(App and web page records)
○ ○ ○ ○ ○ ○ ○

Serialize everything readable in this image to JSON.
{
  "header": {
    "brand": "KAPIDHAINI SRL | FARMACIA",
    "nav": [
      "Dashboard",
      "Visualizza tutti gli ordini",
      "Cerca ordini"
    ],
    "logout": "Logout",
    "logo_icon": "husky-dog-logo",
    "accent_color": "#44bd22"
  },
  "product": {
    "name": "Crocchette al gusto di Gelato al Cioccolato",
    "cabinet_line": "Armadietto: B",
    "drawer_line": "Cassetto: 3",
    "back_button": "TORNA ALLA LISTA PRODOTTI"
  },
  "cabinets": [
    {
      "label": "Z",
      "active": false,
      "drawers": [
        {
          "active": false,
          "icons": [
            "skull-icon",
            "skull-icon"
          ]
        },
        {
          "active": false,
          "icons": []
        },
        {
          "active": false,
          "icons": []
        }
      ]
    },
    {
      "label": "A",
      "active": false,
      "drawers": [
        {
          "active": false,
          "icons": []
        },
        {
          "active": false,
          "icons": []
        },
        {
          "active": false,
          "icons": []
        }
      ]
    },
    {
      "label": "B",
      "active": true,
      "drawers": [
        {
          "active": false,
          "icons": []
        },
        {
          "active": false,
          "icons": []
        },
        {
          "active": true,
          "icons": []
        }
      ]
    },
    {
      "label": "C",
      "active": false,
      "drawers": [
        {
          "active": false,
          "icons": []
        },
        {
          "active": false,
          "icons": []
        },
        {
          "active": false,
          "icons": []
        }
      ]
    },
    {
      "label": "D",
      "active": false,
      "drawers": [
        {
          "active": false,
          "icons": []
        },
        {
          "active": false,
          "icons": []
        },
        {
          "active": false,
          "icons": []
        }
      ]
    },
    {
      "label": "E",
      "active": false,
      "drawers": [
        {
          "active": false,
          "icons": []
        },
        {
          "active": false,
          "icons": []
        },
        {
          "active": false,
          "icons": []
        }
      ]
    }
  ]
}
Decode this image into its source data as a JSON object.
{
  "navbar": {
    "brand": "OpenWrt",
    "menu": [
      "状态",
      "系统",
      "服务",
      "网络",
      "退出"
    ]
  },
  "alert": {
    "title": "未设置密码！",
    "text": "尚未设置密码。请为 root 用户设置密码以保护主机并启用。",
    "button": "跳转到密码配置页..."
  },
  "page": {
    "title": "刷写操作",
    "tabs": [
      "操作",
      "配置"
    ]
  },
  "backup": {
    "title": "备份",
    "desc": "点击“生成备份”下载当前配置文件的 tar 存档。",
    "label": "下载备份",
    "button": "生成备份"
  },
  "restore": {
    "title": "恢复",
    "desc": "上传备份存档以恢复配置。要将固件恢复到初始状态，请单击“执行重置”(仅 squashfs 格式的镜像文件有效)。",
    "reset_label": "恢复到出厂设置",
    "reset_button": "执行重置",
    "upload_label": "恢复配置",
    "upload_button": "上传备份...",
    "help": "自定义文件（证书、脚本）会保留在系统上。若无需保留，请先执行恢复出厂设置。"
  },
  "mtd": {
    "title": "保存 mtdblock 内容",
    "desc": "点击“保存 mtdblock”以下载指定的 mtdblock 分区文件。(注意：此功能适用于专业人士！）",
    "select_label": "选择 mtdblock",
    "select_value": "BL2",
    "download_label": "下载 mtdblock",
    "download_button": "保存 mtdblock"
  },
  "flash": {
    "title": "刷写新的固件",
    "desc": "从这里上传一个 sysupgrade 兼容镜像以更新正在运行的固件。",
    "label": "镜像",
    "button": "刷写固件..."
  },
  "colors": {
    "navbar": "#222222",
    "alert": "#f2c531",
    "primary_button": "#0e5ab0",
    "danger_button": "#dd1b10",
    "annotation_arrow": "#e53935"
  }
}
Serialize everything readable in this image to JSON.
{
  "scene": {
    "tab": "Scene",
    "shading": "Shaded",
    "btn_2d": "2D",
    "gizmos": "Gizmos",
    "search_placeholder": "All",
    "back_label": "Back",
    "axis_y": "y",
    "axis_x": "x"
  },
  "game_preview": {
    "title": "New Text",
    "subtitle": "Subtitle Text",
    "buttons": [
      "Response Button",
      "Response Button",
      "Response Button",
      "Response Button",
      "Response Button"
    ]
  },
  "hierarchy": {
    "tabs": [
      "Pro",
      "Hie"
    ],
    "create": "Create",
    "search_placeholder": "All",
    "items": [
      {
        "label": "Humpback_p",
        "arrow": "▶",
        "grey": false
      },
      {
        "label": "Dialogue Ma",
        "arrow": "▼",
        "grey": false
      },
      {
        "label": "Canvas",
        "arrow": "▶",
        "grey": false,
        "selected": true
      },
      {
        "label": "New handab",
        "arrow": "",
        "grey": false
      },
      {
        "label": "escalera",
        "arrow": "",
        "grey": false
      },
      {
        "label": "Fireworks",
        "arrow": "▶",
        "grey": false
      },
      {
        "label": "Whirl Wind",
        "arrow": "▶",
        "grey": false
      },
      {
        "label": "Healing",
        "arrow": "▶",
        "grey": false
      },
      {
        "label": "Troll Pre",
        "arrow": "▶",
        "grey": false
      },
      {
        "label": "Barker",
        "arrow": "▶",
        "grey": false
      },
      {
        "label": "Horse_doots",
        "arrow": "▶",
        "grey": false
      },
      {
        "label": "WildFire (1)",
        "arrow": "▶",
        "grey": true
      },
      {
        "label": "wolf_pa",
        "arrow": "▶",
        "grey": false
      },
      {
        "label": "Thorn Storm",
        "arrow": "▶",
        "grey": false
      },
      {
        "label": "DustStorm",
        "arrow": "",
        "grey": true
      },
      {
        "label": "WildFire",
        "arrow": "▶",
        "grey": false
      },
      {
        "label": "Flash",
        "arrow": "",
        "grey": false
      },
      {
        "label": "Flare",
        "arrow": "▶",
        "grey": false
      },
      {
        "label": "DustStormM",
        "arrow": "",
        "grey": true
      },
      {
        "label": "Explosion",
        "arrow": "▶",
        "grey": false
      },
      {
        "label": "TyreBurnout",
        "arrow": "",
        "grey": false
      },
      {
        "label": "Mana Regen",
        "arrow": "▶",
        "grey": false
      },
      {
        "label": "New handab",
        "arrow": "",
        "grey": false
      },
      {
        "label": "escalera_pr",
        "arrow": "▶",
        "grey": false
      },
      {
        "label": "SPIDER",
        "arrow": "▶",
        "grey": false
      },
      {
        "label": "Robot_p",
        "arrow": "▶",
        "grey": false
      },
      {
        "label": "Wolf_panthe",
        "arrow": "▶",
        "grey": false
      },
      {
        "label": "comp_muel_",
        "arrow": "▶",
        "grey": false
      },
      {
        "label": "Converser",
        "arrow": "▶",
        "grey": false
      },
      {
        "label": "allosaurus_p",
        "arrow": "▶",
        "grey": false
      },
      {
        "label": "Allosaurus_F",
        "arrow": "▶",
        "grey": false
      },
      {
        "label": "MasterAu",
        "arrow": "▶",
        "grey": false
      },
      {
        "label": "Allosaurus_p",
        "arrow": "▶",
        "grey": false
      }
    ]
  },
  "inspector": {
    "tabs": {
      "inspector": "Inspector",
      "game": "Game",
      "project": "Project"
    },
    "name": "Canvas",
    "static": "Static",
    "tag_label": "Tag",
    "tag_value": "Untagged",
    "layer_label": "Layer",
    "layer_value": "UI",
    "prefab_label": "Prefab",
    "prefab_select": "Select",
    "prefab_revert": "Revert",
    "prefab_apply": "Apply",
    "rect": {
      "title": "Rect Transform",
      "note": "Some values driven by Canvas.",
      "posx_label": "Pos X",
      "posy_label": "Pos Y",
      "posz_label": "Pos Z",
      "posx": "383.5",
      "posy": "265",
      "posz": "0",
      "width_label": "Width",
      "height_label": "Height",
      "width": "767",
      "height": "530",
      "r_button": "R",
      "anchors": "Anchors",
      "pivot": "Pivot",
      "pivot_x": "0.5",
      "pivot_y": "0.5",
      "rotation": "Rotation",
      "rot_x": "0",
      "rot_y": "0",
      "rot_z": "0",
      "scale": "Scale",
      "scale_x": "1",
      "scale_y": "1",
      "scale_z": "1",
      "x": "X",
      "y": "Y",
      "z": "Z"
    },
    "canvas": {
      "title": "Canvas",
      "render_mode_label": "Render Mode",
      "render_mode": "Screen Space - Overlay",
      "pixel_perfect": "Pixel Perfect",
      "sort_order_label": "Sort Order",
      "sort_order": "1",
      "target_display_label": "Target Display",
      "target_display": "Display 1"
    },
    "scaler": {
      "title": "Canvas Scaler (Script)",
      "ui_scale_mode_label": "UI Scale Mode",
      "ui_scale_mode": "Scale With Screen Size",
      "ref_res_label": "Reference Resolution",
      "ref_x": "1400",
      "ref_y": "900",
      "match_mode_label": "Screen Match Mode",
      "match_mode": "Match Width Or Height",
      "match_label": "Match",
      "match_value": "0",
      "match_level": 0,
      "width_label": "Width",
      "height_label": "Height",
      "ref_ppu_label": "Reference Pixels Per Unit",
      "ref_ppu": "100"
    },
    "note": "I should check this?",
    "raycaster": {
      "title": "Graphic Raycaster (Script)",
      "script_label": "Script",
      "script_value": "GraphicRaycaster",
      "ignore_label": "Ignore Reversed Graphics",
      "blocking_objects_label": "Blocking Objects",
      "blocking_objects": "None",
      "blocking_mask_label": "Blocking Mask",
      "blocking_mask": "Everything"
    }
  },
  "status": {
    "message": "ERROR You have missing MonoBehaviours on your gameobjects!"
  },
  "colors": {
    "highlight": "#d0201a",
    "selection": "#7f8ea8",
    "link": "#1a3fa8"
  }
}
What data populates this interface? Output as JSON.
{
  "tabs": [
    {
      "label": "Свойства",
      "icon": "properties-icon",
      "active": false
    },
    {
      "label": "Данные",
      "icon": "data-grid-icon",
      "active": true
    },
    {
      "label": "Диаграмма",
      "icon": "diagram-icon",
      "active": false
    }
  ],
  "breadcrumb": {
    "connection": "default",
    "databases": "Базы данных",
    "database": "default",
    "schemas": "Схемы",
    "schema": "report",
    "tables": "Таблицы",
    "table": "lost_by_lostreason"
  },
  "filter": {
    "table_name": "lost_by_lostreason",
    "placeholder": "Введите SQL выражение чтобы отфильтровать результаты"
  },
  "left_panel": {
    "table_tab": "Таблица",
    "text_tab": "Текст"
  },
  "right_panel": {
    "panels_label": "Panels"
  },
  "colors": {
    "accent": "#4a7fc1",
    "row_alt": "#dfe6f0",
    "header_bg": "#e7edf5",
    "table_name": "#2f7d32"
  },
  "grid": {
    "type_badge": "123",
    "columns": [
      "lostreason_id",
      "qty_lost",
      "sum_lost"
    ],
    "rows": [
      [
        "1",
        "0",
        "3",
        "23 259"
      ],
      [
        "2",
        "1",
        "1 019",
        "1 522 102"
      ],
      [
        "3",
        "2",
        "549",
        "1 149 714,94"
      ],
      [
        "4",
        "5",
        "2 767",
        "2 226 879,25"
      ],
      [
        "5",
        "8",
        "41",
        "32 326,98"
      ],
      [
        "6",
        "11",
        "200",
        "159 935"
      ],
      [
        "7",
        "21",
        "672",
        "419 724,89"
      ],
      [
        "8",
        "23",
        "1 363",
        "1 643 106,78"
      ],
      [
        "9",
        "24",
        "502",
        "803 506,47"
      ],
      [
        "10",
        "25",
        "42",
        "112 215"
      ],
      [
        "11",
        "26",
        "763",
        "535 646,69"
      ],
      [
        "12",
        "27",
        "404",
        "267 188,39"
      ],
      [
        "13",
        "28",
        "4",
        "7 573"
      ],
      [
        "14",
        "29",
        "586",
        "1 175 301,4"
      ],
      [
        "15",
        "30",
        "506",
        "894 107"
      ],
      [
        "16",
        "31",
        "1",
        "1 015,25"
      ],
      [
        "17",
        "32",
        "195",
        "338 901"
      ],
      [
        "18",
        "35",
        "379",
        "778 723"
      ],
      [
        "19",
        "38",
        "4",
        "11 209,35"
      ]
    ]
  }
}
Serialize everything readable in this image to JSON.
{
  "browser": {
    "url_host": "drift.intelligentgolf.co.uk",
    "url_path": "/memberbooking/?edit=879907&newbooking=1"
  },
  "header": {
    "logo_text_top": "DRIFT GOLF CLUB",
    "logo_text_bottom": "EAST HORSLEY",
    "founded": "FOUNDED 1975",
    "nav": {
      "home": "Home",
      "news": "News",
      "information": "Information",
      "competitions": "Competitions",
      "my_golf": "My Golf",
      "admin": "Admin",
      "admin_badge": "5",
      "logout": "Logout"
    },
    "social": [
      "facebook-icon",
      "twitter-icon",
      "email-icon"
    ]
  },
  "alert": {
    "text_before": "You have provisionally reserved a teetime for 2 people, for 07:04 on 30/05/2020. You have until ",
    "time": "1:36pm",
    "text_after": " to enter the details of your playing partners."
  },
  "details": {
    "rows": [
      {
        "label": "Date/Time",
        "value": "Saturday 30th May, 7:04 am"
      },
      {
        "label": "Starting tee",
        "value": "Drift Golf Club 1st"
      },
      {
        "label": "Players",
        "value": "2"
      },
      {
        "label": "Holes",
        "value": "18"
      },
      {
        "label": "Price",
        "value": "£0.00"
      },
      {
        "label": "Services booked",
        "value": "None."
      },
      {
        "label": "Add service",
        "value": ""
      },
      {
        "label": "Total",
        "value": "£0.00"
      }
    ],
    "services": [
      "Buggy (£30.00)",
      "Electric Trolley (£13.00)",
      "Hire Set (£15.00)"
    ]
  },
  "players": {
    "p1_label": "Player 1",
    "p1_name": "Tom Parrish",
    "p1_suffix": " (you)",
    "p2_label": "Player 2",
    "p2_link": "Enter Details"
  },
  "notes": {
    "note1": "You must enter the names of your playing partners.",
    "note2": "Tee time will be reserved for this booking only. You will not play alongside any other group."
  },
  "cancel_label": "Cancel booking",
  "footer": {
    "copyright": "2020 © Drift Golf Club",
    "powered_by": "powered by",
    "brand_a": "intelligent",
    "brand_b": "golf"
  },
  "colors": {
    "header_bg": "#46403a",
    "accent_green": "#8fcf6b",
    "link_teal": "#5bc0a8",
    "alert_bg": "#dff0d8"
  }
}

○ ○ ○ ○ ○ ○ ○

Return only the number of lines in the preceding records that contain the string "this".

7